Start of Material for this exercise

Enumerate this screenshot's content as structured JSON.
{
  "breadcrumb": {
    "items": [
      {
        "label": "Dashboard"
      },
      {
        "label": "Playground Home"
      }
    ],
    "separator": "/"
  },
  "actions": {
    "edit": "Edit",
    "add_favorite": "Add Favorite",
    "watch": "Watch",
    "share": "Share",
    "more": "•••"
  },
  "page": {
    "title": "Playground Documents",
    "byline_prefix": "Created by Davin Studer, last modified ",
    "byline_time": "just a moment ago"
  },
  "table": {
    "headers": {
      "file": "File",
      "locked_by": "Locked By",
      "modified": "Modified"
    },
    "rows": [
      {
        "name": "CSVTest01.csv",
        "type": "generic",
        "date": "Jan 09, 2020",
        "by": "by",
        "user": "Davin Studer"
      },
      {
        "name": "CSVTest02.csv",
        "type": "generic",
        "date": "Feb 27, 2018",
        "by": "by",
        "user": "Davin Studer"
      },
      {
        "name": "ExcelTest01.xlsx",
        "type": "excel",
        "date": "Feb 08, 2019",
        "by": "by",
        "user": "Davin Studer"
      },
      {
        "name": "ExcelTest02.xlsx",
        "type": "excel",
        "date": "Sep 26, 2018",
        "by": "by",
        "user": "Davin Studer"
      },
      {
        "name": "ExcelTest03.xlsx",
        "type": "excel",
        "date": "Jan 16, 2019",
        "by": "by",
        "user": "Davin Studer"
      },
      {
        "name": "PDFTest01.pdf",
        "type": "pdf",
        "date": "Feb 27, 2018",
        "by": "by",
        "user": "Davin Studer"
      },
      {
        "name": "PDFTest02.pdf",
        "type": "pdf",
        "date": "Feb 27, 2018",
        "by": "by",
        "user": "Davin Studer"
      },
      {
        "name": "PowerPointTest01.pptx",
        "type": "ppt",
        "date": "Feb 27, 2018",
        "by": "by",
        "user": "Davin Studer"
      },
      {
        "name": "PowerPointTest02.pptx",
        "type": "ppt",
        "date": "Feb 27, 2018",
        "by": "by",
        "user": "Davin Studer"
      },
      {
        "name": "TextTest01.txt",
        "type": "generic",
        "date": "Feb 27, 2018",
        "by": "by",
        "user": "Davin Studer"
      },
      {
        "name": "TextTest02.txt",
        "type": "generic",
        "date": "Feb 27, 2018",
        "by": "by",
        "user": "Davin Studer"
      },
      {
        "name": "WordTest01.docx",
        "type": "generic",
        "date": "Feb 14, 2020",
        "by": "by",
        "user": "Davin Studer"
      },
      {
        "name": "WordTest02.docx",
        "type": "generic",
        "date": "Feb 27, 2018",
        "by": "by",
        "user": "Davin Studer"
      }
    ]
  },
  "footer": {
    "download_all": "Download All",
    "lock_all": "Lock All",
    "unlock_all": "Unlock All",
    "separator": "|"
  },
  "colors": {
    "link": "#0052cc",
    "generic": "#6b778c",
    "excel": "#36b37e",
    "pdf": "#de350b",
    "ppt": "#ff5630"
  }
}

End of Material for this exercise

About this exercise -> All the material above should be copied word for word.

Response to the task ->
Enumerate this screenshot's content as structured JSON.
{
  "breadcrumb": {
    "items": [
      {
        "label": "Dashboard"
      },
      {
        "label": "Playground Home"
      }
    ],
    "separator": "/"
  },
  "actions": {
    "edit": "Edit",
    "add_favorite": "Add Favorite",
    "watch": "Watch",
    "share": "Share",
    "more": "•••"
  },
  "page": {
    "title": "Playground Documents",
    "byline_prefix": "Created by Davin Studer, last modified ",
    "byline_time": "just a moment ago"
  },
  "table": {
    "headers": {
      "file": "File",
      "locked_by": "Locked By",
      "modified": "Modified"
    },
    "rows": [
      {
        "name": "CSVTest01.csv",
        "type": "generic",
        "date": "Jan 09, 2020",
        "by": "by",
        "user": "Davin Studer"
      },
      {
        "name": "CSVTest02.csv",
        "type": "generic",
        "date": "Feb 27, 2018",
        "by": "by",
        "user": "Davin Studer"
      },
      {
        "name": "ExcelTest01.xlsx",
        "type": "excel",
        "date": "Feb 08, 2019",
        "by": "by",
        "user": "Davin Studer"
      },
      {
        "name": "ExcelTest02.xlsx",
        "type": "excel",
        "date": "Sep 26, 2018",
        "by": "by",
        "user": "Davin Studer"
      },
      {
        "name": "ExcelTest03.xlsx",
        "type": "excel",
        "date": "Jan 16, 2019",
        "by": "by",
        "user": "Davin Studer"
      },
      {
        "name": "PDFTest01.pdf",
        "type": "pdf",
        "date": "Feb 27, 2018",
        "by": "by",
        "user": "Davin Studer"
      },
      {
        "name": "PDFTest02.pdf",
        "type": "pdf",
        "date": "Feb 27, 2018",
        "by": "by",
        "user": "Davin Studer"
      },
      {
        "name": "PowerPointTest01.pptx",
        "type": "ppt",
        "date": "Feb 27, 2018",
        "by": "by",
        "user": "Davin Studer"
      },
      {
        "name": "PowerPointTest02.pptx",
        "type": "ppt",
        "date": "Feb 27, 2018",
        "by": "by",
        "user": "Davin Studer"
      },
      {
        "name": "TextTest01.txt",
        "type": "generic",
        "date": "Feb 27, 2018",
        "by": "by",
        "user": "Davin Studer"
      },
      {
        "name": "TextTest02.txt",
        "type": "generic",
        "date": "Feb 27, 2018",
        "by": "by",
        "user": "Davin Studer"
      },
      {
        "name": "WordTest01.docx",
        "type": "generic",
        "date": "Feb 14, 2020",
        "by": "by",
        "user": "Davin Studer"
      },
      {
        "name": "WordTest02.docx",
        "type": "generic",
        "date": "Feb 27, 2018",
        "by": "by",
        "user": "Davin Studer"
      }
    ]
  },
  "footer": {
    "download_all": "Download All",
    "lock_all": "Lock All",
    "unlock_all": "Unlock All",
    "separator": "|"
  },
  "colors": {
    "link": "#0052cc",
    "generic": "#6b778c",
    "excel": "#36b37e",
    "pdf": "#de350b",
    "ppt": "#ff5630"
  }
}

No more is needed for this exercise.